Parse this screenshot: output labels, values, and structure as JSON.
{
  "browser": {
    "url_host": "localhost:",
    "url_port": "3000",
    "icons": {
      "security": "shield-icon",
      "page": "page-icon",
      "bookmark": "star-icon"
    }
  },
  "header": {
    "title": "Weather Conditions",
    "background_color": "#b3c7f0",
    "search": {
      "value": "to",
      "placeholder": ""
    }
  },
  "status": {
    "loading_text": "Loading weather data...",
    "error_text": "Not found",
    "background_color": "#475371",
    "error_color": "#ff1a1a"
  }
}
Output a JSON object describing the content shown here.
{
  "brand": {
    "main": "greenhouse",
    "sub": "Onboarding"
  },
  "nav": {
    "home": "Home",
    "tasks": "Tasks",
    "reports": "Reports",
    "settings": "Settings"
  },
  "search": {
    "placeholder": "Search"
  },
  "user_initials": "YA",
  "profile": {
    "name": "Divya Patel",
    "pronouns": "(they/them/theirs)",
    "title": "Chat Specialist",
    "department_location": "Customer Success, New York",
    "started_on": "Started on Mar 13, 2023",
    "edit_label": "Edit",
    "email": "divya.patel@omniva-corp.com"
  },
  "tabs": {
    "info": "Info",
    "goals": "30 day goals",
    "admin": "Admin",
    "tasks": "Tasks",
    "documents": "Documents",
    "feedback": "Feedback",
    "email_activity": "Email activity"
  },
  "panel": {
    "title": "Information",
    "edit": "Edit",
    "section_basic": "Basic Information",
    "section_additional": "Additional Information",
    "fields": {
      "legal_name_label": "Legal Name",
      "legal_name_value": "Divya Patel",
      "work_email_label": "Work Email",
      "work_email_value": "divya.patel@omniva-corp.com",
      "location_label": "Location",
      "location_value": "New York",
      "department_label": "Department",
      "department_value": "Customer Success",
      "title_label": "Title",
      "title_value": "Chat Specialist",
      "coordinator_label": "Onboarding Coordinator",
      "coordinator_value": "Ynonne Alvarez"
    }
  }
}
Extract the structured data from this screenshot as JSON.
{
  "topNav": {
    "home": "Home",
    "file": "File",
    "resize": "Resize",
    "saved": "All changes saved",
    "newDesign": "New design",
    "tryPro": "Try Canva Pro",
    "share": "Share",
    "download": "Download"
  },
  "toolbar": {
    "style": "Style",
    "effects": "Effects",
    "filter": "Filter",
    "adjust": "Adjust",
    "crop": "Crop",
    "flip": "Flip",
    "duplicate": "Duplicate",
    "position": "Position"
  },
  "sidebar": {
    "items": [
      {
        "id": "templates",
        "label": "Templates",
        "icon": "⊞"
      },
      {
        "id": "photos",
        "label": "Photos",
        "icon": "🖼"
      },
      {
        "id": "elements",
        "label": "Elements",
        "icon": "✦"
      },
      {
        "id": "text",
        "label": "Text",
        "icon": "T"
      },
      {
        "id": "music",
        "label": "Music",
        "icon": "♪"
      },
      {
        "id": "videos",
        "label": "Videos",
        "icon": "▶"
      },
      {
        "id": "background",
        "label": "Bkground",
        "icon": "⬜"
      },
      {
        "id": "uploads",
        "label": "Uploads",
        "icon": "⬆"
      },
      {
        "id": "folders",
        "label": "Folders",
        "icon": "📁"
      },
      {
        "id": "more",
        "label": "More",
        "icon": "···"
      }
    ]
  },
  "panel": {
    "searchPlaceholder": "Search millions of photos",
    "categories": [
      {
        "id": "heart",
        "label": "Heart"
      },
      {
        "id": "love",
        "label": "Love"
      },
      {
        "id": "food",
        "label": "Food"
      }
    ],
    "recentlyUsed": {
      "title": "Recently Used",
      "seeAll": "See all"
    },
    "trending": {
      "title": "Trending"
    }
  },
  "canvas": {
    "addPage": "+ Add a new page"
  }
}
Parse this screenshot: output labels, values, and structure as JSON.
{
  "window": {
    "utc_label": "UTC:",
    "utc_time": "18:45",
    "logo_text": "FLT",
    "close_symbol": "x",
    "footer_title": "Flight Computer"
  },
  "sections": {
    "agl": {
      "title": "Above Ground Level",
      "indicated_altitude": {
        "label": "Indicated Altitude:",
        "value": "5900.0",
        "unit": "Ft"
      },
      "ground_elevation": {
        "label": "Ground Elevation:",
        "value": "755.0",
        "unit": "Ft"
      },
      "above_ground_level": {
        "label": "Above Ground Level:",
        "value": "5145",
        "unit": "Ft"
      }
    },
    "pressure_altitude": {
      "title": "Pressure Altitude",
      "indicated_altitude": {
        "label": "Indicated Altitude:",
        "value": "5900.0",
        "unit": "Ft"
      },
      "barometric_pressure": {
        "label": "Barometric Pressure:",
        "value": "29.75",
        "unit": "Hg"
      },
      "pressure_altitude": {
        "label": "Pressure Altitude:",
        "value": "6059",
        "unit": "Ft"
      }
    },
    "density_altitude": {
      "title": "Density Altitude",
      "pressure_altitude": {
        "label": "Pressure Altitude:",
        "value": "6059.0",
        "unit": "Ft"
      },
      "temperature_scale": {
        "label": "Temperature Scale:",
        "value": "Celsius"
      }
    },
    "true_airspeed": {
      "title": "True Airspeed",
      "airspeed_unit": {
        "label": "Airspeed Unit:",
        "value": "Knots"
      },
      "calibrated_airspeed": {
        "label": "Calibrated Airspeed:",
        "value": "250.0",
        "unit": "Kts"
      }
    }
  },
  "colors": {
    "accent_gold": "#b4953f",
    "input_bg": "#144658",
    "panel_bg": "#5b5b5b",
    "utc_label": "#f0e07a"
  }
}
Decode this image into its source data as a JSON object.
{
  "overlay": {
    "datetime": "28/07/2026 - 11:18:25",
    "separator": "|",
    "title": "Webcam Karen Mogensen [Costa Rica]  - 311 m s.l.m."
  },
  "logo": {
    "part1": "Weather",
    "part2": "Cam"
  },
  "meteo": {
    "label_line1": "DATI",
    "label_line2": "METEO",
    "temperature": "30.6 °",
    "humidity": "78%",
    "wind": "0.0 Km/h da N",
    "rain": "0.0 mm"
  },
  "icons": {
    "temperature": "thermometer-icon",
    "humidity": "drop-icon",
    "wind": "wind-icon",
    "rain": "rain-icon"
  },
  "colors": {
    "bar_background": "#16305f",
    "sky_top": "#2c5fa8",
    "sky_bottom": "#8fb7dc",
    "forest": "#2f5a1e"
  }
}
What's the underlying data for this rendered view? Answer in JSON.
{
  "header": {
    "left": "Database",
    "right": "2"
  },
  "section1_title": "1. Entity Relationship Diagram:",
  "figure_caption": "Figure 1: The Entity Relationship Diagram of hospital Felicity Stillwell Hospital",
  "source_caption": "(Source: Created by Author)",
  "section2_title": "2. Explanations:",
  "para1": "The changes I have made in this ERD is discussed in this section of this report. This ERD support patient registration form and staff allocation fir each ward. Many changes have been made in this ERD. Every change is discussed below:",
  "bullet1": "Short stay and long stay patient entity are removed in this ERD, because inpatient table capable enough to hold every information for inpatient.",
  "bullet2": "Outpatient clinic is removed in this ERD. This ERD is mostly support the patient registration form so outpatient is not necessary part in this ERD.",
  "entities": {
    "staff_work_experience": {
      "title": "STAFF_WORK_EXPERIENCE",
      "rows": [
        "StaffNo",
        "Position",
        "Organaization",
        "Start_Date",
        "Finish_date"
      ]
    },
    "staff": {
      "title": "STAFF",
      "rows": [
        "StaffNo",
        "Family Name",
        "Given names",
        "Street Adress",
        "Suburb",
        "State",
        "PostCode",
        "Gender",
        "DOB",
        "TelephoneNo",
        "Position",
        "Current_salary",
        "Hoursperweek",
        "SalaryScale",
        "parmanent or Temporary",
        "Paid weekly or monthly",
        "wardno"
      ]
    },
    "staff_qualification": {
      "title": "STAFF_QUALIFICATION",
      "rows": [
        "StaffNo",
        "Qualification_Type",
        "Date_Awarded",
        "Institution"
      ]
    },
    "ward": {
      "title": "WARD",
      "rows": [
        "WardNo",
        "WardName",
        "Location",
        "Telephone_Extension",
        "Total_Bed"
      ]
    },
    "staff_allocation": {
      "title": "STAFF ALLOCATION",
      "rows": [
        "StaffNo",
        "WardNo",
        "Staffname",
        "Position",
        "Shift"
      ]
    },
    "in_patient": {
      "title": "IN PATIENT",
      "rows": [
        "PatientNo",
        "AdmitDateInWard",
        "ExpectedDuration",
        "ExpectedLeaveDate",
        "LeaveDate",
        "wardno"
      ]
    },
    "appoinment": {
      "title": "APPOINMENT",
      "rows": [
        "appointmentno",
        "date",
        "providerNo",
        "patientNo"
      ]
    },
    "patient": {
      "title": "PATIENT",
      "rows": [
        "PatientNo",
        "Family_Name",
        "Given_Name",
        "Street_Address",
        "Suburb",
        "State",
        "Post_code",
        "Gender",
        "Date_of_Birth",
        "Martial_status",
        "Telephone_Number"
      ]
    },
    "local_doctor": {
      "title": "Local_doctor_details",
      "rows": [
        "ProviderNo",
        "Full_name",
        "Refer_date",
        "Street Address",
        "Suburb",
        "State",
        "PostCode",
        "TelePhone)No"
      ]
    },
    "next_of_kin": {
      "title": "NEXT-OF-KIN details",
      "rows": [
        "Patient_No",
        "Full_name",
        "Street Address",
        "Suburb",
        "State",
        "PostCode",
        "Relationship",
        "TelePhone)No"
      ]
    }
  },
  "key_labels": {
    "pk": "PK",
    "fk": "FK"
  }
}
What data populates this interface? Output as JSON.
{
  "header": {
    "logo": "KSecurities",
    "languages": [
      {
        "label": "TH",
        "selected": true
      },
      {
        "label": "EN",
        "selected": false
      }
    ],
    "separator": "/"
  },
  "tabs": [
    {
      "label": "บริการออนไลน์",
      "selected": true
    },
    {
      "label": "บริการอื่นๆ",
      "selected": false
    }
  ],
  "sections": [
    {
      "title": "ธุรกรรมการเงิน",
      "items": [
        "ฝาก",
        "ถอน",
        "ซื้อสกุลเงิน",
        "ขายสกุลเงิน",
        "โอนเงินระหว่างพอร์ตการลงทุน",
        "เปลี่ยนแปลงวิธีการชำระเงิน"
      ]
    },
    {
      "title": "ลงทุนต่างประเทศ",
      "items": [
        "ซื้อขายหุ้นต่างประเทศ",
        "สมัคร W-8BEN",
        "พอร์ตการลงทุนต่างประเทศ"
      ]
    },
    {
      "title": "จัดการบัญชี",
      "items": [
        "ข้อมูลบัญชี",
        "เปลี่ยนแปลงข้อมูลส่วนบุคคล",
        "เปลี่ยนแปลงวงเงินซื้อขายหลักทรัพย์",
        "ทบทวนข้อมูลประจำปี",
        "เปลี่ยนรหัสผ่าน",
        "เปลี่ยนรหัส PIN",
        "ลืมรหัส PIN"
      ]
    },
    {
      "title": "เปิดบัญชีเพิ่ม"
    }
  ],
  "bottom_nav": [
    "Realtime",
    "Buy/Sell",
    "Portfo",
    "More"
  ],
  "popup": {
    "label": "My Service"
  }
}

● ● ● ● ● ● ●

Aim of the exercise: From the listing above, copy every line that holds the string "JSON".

Answer space:
Parse this screenshot: output labels, values, and structure as JSON.
Output a JSON object describing the content shown here.
Extract the structured data from this screenshot as JSON.
Parse this screenshot: output labels, values, and structure as JSON.
Decode this image into its source data as a JSON object.
What's the underlying data for this rendered view? Answer in JSON.
What data populates this interface? Output as JSON.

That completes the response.